Molecular Characterization of Arctic Microbial CommunitiesK. McFarlin, University of Alaska Fairbanks
Scope of Work:

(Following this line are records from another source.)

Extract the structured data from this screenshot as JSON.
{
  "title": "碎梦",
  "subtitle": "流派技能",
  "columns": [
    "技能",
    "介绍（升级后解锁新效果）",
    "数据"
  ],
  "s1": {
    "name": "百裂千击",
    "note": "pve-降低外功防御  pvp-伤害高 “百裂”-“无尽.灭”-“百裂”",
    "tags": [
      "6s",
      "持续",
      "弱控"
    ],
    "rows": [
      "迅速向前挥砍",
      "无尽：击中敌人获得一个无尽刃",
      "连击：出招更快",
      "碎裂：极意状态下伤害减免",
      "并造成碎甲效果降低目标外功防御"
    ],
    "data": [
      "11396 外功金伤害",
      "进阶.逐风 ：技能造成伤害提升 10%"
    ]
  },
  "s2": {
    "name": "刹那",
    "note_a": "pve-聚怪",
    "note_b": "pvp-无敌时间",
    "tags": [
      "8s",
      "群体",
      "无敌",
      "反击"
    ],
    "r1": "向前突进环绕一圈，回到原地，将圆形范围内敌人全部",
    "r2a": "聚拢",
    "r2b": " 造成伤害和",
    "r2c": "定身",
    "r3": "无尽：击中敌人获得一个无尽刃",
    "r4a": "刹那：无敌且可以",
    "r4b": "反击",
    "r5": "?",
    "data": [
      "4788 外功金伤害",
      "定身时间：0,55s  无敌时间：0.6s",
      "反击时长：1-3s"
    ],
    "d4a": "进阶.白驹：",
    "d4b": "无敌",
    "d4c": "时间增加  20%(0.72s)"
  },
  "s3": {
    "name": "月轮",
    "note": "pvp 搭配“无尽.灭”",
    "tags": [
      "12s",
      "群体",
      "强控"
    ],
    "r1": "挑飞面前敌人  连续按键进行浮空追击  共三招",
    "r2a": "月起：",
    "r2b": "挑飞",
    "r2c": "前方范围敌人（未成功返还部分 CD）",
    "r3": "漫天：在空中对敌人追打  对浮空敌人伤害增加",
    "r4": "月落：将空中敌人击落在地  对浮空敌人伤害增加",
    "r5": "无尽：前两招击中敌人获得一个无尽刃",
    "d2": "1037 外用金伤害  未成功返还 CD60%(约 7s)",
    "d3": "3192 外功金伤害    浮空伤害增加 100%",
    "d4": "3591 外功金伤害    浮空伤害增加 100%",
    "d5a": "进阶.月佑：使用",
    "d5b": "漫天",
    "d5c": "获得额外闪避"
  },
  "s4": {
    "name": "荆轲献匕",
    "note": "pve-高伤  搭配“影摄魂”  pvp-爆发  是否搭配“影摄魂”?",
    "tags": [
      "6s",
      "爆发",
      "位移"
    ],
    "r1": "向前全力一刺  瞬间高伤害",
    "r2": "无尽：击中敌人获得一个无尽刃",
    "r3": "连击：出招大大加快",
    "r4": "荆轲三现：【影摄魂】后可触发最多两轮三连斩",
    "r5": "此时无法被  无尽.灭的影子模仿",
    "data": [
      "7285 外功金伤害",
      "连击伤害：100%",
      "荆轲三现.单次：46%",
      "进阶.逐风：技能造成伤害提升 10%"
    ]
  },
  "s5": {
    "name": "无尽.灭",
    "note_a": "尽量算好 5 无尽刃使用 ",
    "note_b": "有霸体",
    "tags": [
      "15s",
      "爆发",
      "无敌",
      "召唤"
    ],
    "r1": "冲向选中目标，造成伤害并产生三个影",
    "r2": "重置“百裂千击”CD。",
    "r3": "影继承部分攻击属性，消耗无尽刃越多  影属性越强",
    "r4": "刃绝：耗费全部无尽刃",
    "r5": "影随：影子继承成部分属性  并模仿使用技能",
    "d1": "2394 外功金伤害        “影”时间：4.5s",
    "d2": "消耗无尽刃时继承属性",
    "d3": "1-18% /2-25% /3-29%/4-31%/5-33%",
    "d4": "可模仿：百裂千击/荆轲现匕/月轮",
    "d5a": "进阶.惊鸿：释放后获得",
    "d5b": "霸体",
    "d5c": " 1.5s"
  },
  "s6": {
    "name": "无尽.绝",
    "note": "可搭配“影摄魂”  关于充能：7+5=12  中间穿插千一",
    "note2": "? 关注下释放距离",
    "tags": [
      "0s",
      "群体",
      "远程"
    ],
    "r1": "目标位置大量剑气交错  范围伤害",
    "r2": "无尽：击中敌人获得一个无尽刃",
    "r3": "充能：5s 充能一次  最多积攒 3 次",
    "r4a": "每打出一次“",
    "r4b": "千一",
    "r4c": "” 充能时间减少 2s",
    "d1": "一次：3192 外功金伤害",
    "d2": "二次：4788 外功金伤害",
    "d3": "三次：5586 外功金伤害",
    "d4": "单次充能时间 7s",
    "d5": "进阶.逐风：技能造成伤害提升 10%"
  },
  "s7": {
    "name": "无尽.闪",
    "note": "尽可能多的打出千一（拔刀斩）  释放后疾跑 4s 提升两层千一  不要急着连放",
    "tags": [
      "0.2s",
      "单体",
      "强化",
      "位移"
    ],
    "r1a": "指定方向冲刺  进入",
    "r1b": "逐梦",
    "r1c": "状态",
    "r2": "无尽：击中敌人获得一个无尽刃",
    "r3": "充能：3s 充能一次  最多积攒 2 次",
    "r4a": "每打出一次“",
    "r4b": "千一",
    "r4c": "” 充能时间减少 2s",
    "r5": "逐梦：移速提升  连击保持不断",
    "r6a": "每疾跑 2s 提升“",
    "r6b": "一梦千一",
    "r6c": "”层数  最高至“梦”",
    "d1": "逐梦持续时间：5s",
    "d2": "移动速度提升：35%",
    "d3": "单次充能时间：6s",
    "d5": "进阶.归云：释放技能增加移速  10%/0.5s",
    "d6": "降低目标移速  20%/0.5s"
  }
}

As the oil industry continues to explore drilling and production activities in the Arctic, it becomes imperative to understand how the marine microbial community will respond to petroleum inputs and their potential to biodegrade the contaminant. This research proposal will identify arctic marine microbial communities in the surface, sub-surface and deep waters in Shell Oil’s 193 lease location in the Chuckchi Sea. It will also determine if these same species are also located in near-shore environments of Barrow, AK. In addition to microbial species characterization and quantification, it is also important to determine their potential to biodegrade petroleum and chemically dispersed petroleum. High throughput pyrosequencing of bacterial 16S rRNA genes will be conducted on filtered seawater samples to provide information regarding the taxonomic identity of the microbial communities. Filtered seawater samples will also be analyzed by GeoChip microarrays. This powerful technology detects hundreds of thousands of different microbial functional genes simultaneously and is a measure of the biodegradation potential of a microbial community. This research proposal will also capitalize on preexisting filtered samples from mesocosms of Alaska North Slope (ANS) crude oil and chemically dispersed ANS incubated at -1℃ with indigenous microorganisms from fresh Chuckchi Sea water. Pyrosequencing and GeoChip data from these filters will be compared to deep-sea dispersed oil samples from the Deepwater Horizon blowout, in collaboration with Dr. Terry Hazen. During the Deepwater Horizon spill, Hazen et al., 2011 performed the most comprehensive molecular microbial analyses ever performed on an oil spill, which also occurred in deep, cold waters (5°C). This proposal will provide an arctic microbial community baseline and insight into how this important region of the Alaskan arctic marine ecosystem would respond to inputs of petroleum and how it compares to another well-studied cold water system.